The project is divided into three mini-episodes, and animation for the first is nearly complete. While I still need to do a good amount of After Effects and Post-Production on Episode One, I plan on delaying that part and jumping into Episode Two in a few days. Some design work and audio recording/ editing still need to take place before animation can begin, but I hope to get that out of the way within the week.

posted by Pi Visuals at 12:32 am



April 18, 2017 : Been Too Long

Yes, I know… I know. It’s been nearly a month since my last post. Rest assured, it hasn’t been due to laziness. Things have been super hectic; and while I’ve wanted to post quick updates on Production of the new short, I just haven’t had much time. That said, here’s a little tidbit:

Things are moving along – although due to other commitments, not quite as quickly as I’d liked. Most of my time is spent on animation, but I am also doing some Storyboarding and Audio recording/ editing. I hope things will start to free up, allowing for more dedicated time on the short (as well as posts).

posted by Pi Visuals at 8:27 pm



March 19, 2017 : Production Under Way… Sorta

It’s two weeks later than I wanted, but Production has started on the new short. Although, it’s worth pointing out several Pre-Production items still need to get completed. Over the past week, I have been alternating between the two phases.

One of the checklist items finished up early this week was set design. Surfacing is still getting tweaked, but I took a screenshot of the scene within Lightwave.
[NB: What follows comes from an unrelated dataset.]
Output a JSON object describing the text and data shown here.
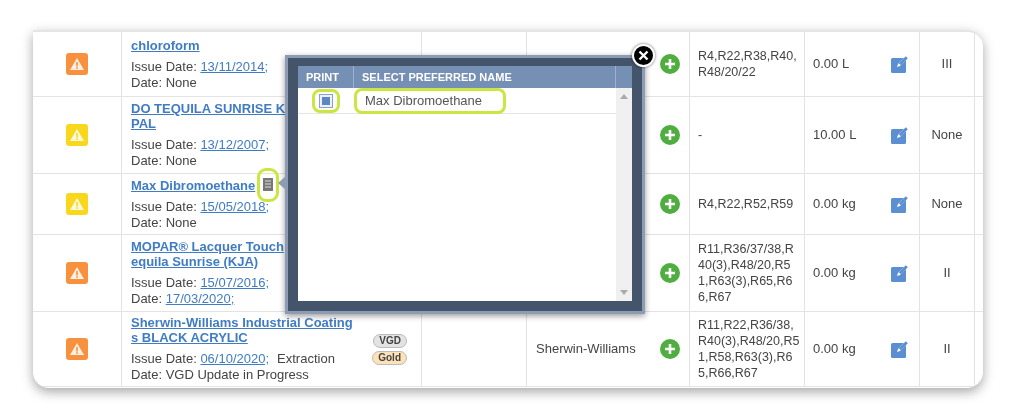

Animation hasn’t kicked off yet, but I have storyboarded and should begin facial animation soon. With Pre-Production winding down, I hope Production will really kick into high gear the next few days.

posted by Pi Visuals at 1:43 am